The Cricket Conflict: Four Factors to Cure Team India’s Woes

Yuvraj Singh reacts as India wins the 2011 ICC World Cup. (Photo: CricInfo)

Yuvraj Singh reacts as India wins the 2011 ICC World Cup. (Photo: CricInfo)

It was all but a year ago that India triumphed in the 2011 ICC World Cup after nearly two decades of trying. But ever since, the team has been so listless that it almost seems as if–to borrow from Nelly– it was only just a dream.The latest case in point: The Men in Blue look a figment of last year’s World Champions, struggling to hold on in the ongoing tri-series with heavyweights Australia and Sri Lanka. And so warrants the discussion–what can Team India do? We offer up some areas of contention over which skipper MS Dhoni, coach Duncan Fletcher and the ever-befuddled BCCI should ponder.

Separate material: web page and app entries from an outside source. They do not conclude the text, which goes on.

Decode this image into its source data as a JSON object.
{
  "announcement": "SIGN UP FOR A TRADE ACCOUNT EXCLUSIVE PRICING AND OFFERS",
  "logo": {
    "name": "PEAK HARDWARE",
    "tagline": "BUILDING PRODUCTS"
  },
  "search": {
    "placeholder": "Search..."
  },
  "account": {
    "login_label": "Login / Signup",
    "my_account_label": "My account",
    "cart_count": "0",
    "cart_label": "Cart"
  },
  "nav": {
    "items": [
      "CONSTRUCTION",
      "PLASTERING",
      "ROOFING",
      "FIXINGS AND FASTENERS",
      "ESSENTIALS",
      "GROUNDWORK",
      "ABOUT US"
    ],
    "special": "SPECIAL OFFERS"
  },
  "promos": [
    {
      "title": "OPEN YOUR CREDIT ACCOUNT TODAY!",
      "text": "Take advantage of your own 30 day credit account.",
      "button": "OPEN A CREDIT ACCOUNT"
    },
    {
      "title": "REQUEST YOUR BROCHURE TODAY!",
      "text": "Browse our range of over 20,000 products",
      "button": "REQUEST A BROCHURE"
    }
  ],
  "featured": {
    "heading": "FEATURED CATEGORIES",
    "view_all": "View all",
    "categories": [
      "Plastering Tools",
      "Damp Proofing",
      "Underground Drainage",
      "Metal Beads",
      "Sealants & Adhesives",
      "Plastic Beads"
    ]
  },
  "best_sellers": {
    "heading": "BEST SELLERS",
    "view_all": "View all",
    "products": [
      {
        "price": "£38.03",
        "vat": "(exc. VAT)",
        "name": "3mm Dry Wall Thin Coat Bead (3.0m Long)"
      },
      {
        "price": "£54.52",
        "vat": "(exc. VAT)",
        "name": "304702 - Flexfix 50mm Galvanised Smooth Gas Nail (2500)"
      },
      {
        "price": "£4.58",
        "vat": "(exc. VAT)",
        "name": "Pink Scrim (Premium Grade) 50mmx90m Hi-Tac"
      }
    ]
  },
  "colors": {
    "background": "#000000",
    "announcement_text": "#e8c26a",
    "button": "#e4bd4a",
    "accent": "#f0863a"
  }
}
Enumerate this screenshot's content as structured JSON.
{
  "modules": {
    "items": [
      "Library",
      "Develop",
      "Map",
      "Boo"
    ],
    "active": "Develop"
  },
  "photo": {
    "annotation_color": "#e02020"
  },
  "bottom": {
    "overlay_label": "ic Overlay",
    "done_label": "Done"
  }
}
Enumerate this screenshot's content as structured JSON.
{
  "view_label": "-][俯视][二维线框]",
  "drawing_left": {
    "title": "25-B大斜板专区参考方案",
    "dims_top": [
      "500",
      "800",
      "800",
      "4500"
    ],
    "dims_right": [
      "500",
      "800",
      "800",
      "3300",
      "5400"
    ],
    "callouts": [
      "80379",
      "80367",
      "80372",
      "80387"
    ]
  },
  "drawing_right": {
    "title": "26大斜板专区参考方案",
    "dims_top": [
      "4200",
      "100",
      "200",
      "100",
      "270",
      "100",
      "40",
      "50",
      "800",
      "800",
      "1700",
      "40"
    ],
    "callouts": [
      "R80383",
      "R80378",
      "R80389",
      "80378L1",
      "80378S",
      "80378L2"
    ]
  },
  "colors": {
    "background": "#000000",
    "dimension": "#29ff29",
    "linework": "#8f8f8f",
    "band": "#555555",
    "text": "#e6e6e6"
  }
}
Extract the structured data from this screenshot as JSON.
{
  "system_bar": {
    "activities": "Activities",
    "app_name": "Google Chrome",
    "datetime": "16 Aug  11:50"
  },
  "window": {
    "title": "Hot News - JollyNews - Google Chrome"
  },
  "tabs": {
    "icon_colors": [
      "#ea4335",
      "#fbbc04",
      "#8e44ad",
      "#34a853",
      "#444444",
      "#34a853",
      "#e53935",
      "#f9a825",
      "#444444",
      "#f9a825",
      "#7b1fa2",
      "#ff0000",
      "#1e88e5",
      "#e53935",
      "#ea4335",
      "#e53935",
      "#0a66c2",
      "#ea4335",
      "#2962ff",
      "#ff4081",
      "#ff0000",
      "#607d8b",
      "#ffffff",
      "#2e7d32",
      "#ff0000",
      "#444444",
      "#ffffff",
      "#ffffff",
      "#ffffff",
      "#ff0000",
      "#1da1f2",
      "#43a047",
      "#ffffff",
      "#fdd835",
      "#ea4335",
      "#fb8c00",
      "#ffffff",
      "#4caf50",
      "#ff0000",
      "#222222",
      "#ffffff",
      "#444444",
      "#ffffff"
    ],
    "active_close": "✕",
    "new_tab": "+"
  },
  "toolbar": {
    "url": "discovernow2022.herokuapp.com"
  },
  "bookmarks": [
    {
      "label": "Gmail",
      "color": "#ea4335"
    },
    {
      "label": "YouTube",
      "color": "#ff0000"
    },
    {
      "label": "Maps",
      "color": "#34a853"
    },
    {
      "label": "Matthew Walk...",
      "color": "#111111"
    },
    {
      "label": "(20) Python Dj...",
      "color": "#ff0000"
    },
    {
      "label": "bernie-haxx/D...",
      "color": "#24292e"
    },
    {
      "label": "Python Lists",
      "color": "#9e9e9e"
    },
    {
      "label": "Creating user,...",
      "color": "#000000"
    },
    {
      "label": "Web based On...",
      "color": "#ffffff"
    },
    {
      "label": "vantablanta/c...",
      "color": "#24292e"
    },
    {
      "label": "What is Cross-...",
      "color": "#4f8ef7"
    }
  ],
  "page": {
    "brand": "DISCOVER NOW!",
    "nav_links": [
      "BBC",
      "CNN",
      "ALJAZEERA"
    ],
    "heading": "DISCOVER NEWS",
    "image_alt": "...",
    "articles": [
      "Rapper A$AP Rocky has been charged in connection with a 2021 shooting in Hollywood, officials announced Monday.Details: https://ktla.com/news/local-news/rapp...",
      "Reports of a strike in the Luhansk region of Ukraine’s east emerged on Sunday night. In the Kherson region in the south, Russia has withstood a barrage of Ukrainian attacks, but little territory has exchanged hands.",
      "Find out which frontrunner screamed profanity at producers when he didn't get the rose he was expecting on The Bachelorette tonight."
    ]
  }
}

1. Curious Selection: We believe in second chances. Maybe even third when it comes to sports, if you weigh in the role of injuries and wavering form. But please, BCCI, stop trying to make Gautam Gambhir and Parthiv Patel happen. At a time when the team should invest in young talent, the roster reads more like a “who’s who” of Team India 2004. We get the presence of stalwarts who have contributed to many a series win, but Gambhir and Patel have hardly had more than fleeting moments. Key word: Fleeting.

2. Sehwag’s Sustainability: Virender Sehwag is that player who is oh-so-great when he’s on, and oh-so-wrong when he’s off. But at this leg of Veeru’s career, India needs the batsman to step up to the plate and assume the role he was seemingly brought on to play. Because since the Holy Trinity of yore–Sachin Tendulkar, Rahul Dravid and Sourav Ganguly–Sehwag hasn’t quite taken the reigns of resident (and, more importantly, dependable) senior in the batting order. In other words, go big or go home, Sehwag.

3. Perennial Politics: The media loves to add fuel to the fire, but rumor has it there’s a fair amount of miscommunication behind closed doors. Captain MS Dhoni is already being slammed by former leaders and cricket pundits alike for mishandling the team in its ODI format. The latest headlines had to do with Dhoni calling the senior batsmen “slow”, and an allegedly irked Sehwag responding in oblivion to his captain’s remarks. We hope there isn’t a genuine rift among the team, because we all know how that’s gone in the past. Need we remind you of certain periods during the Ganguly and Dravid captaincy years?

4. His Sainthood Sachin: We don’t want to say it. The mere thought of it brings a tear to our eyes. But all good things must come to an end, and now that Sachin Tendulkar has held that coveted World Cup trophy, it just might be time to bow out on top. That the Little Master is a legend and currently the greatest batsman to have played the game is hardly contestable. And so while cricket won’t be the same without his magic touch, Tendulkar has averaged just 18 runs from five games in the current series. Given nothing will tarnish his career at this point–and we don’t think the BCCI would ever dare drop him from the squad–Tendulkar should determine (or realize, in this case) that it might be time to bid adieu to the shorter format of the game and make way for the talent his indescribably illustrious career has inspired.

Sabrina Siddiqui is the editor-in-chief of